Earlier Dijsselbloem played down the need to come up with a plan to reduce Greece’s public debt before the European Parliament elections in May. “If the current program and all the conditions are fulfilled, then further disbursements can take place before May that will finance Greece right into August,” he said.
Germany’s finance minister, Wolfgang Schaeuble, said the priority for Athens remained tying up loose ends from the reform program. “Greece and the troika have to concur that Greece is taking the steps that have been agreed in the program,” he told. “That condition must be met and then the next tranche can be paid.” German press reports over the weekend suggested that Chancellor Angela Merkel has blocked Schaeuble’s attempt to provide further aid to Greece before the European elections.

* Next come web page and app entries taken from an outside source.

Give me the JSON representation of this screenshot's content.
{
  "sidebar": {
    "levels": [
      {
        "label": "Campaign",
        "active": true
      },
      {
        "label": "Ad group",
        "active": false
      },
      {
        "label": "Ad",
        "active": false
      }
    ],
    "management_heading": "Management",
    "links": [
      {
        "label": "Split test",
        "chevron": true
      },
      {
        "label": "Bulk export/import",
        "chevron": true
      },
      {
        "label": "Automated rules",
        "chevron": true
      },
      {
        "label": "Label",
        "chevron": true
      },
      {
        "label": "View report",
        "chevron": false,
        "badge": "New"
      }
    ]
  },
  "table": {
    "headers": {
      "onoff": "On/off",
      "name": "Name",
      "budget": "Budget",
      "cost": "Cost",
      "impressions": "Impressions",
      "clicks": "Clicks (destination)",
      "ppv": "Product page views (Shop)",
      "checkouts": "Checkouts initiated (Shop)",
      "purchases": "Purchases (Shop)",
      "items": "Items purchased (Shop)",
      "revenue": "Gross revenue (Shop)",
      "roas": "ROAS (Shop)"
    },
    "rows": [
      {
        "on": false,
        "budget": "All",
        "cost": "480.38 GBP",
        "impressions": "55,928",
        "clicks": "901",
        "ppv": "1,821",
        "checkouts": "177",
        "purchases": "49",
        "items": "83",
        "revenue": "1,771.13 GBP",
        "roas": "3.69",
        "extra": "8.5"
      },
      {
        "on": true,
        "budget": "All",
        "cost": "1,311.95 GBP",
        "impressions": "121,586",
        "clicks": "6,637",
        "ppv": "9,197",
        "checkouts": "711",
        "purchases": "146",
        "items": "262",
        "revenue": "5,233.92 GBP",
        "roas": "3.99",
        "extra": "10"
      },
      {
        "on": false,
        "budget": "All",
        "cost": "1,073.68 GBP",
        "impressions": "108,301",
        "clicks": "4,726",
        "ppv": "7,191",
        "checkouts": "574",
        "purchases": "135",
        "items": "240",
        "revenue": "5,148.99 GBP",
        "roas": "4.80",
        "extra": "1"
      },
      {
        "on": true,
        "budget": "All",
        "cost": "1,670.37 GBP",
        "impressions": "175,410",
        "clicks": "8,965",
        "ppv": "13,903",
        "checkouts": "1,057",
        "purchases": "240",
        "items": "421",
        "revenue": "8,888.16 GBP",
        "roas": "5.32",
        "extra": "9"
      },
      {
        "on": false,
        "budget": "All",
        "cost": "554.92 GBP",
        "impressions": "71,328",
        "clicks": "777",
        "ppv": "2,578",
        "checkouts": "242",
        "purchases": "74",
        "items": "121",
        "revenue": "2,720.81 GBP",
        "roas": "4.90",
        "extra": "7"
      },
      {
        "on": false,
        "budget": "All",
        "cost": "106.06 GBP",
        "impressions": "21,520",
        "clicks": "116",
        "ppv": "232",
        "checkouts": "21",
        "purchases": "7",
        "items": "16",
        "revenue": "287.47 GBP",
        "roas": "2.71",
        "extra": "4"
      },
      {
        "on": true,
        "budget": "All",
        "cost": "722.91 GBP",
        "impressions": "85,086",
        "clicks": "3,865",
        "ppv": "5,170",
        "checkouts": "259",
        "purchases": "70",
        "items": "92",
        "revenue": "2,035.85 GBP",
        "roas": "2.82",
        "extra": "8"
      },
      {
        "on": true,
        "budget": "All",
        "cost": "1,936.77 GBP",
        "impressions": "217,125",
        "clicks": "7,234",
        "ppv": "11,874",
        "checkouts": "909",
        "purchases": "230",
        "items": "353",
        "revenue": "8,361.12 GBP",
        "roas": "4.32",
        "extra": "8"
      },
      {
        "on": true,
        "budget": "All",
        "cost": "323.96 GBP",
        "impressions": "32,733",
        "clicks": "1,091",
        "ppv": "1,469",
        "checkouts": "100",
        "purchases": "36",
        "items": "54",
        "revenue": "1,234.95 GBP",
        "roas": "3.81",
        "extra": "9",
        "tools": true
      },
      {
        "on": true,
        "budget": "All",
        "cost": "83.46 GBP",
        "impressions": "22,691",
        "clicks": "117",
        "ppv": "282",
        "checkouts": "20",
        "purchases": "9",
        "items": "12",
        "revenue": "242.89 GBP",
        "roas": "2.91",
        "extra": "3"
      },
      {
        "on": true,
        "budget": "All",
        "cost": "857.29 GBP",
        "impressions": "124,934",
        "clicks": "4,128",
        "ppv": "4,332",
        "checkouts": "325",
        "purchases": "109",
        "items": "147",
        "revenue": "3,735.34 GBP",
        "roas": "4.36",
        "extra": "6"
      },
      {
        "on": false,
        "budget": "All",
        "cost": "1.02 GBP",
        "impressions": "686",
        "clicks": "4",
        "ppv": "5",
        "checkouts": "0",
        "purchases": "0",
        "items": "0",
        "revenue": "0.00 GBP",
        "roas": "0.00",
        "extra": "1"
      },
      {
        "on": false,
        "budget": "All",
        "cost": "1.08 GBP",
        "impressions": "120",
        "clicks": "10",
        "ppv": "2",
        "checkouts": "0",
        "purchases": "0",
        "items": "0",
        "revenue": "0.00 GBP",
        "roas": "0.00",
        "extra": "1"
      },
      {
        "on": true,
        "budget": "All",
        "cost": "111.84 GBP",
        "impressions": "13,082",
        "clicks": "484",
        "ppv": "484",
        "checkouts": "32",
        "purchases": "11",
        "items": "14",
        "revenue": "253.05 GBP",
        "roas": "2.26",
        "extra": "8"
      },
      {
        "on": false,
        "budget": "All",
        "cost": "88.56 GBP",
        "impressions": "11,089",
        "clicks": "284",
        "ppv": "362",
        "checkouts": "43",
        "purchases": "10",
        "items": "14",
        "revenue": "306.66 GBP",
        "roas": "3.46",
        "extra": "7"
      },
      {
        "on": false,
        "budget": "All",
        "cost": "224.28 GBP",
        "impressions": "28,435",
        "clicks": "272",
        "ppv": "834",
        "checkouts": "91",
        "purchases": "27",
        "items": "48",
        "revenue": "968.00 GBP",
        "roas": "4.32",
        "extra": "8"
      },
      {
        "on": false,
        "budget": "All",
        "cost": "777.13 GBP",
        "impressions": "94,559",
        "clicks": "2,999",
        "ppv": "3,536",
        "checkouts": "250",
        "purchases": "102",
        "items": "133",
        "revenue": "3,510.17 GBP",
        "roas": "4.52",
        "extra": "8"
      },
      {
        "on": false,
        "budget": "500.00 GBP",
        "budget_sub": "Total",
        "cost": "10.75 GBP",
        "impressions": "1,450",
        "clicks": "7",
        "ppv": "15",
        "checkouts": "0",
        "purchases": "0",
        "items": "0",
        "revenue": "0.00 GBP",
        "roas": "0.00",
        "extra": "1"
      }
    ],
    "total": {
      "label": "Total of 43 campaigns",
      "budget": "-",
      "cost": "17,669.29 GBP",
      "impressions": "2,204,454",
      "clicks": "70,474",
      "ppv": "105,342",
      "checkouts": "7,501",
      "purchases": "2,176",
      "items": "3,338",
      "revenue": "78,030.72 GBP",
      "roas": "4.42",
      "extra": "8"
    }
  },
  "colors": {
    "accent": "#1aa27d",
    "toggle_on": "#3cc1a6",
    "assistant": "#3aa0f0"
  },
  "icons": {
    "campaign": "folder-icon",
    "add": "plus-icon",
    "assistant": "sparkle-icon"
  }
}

European Economic and Monetary Affairs Commissioner Olli Rehn also pressed Athens to focus on reforms. “It is in everyone’s interest, especially Greece’s, to do what it must do,” he said, adding that the troika’s review could be finished by March and aid subsequently disbursed. Rehn said the fact the troika was returning to Athens was a positive development but added that it would not be easy for an agreement to be reached.
Back in Athens, in an apparent bid to offset the negative news about the delay to debt relief talks, sources close to Prime Minister Antonis Samaras said Greece was confident it could return to bond markets in the second half of this year. Meanwhile Samaras repeated his pledge to return the bulk of a primary surplus Greece is expected to post this year to low-income pensioners and military and security services staff.
In a related development, former Premier George Papandreou claimed that the governments he had led in 2010 and 2011 had laid the groundwork for Greece’s primary surplus.